(Dataset records Opens)

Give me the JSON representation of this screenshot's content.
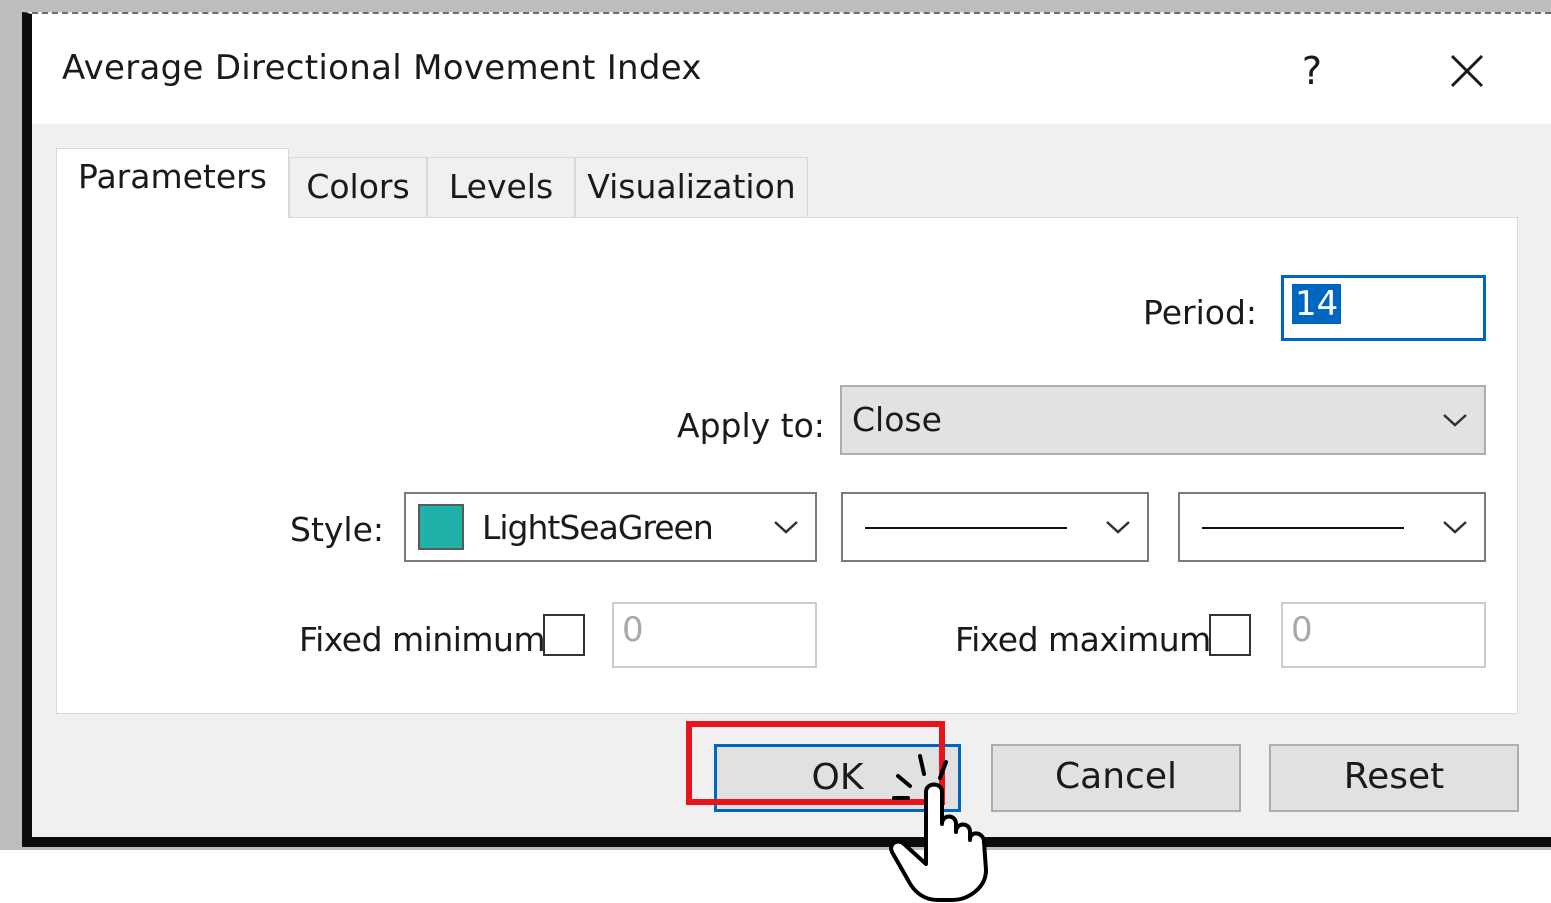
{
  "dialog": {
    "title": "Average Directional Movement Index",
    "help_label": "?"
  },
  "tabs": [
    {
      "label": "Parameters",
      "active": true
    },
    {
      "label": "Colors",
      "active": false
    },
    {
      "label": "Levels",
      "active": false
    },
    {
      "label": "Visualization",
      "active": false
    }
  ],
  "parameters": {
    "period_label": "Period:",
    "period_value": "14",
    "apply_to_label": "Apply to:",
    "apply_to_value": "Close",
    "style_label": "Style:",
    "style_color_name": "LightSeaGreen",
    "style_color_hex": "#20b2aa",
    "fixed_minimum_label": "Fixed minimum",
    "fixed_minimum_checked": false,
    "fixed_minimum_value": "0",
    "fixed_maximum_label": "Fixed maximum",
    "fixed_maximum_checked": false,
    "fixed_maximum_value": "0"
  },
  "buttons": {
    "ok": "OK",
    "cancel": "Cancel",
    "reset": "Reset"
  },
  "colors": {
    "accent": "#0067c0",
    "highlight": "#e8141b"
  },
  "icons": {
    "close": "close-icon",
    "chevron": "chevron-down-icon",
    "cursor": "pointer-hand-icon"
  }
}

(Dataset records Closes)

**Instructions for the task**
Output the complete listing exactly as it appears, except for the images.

**Expected answer**
Give me the JSON representation of this screenshot's content.
{
  "dialog": {
    "title": "Average Directional Movement Index",
    "help_label": "?"
  },
  "tabs": [
    {
      "label": "Parameters",
      "active": true
    },
    {
      "label": "Colors",
      "active": false
    },
    {
      "label": "Levels",
      "active": false
    },
    {
      "label": "Visualization",
      "active": false
    }
  ],
  "parameters": {
    "period_label": "Period:",
    "period_value": "14",
    "apply_to_label": "Apply to:",
    "apply_to_value": "Close",
    "style_label": "Style:",
    "style_color_name": "LightSeaGreen",
    "style_color_hex": "#20b2aa",
    "fixed_minimum_label": "Fixed minimum",
    "fixed_minimum_checked": false,
    "fixed_minimum_value": "0",
    "fixed_maximum_label": "Fixed maximum",
    "fixed_maximum_checked": false,
    "fixed_maximum_value": "0"
  },
  "buttons": {
    "ok": "OK",
    "cancel": "Cancel",
    "reset": "Reset"
  },
  "colors": {
    "accent": "#0067c0",
    "highlight": "#e8141b"
  },
  "icons": {
    "close": "close-icon",
    "chevron": "chevron-down-icon",
    "cursor": "pointer-hand-icon"
  }
}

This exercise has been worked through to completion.